But Democratic state Rep. Tim Hodge of North Newton gave it a go, pitching a package of bills that would have cut the state sales tax on food but would have raised hundreds of millions of dollars in new taxes.

The bills are unlikely to go far after about 90 minutes of hearings Monday afternoon, but here’s a look at what Hodge was proposing:

  •  Cutting the state sales tax on food in half, to 3.25 percent from 6.5 percent. Cost to the state was estimated at $194 million.
  • Creating a new income tax bracket for joint filers earning more than $1 million and individuals making more than $500,000. Estimated to bring in $307.9 million.
  • Levying a 10 percent tax on corporate profits of more than $1 million. Estimated to bring in $296 million.
  • Increasing the sales tax on vehicles worth more than $100,000 to 13 percent from 6.5 percent. It would bring in an estimated $2.5 million to the state.

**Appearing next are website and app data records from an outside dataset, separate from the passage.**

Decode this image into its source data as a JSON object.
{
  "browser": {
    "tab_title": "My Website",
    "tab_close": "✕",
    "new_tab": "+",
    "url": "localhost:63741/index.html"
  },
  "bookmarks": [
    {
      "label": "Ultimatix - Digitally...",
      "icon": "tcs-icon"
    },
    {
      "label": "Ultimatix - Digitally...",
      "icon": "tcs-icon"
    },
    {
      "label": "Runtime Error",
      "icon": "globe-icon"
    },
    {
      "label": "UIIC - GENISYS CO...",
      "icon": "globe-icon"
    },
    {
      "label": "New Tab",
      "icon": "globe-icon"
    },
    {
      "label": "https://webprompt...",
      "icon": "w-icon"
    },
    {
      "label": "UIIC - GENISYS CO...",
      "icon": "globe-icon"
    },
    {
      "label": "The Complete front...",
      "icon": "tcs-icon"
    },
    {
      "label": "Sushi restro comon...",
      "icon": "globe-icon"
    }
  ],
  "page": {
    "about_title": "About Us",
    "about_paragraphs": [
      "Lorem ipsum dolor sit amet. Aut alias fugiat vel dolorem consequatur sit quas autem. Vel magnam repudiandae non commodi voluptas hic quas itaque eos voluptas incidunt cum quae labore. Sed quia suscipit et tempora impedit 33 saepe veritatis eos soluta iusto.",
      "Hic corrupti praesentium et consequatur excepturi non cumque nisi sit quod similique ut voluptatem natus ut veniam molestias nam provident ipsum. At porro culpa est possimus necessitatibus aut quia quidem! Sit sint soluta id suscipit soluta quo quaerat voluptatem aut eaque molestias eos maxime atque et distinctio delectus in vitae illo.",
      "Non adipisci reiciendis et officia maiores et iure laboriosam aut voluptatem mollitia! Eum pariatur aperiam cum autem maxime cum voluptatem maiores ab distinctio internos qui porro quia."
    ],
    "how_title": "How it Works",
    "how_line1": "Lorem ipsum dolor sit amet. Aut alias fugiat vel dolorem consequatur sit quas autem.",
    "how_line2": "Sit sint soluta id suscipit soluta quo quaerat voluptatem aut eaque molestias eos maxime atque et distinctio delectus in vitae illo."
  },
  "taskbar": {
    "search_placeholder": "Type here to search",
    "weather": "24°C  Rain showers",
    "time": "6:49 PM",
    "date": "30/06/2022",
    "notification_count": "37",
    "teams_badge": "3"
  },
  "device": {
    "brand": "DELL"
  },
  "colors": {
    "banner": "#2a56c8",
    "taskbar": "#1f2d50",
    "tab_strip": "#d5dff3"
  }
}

Hodge argued that his measures were a way to fund important taxpayer services such as education and roads without putting the burden on the working class.  

“We’re having to dig ourselves out of an economic mess, and the burden of that is being placed on working Kansans, and the super wealthy continue to enjoy tax breaks,” Hodge said after the hearing.

Opponents argued that the bills would hurt the state’s economy and dampen job creation. They compared it to essentially putting out a “Not welcome” sign on the state line.

“This will only lead to long-term economic stagnation,” Kansas Policy Institute President David Trabert told the committee.

Did Hodge expect his bills to go anywhere?

“You’re not going to get real reform until you change the makeup of this place through elections,” Hodge said.  “Are these people more scared of their donors or their voters?”

Republican state Rep. Steve Johnson, tax committee chairman, said he didn’t foresee this set of tax bills advancing.

“I don’t know that there’s a huge appetite for tax reform again,” he said. “This was a pretty big jump, and that leap is a lot harder to make than, perhaps, a smaller shift.”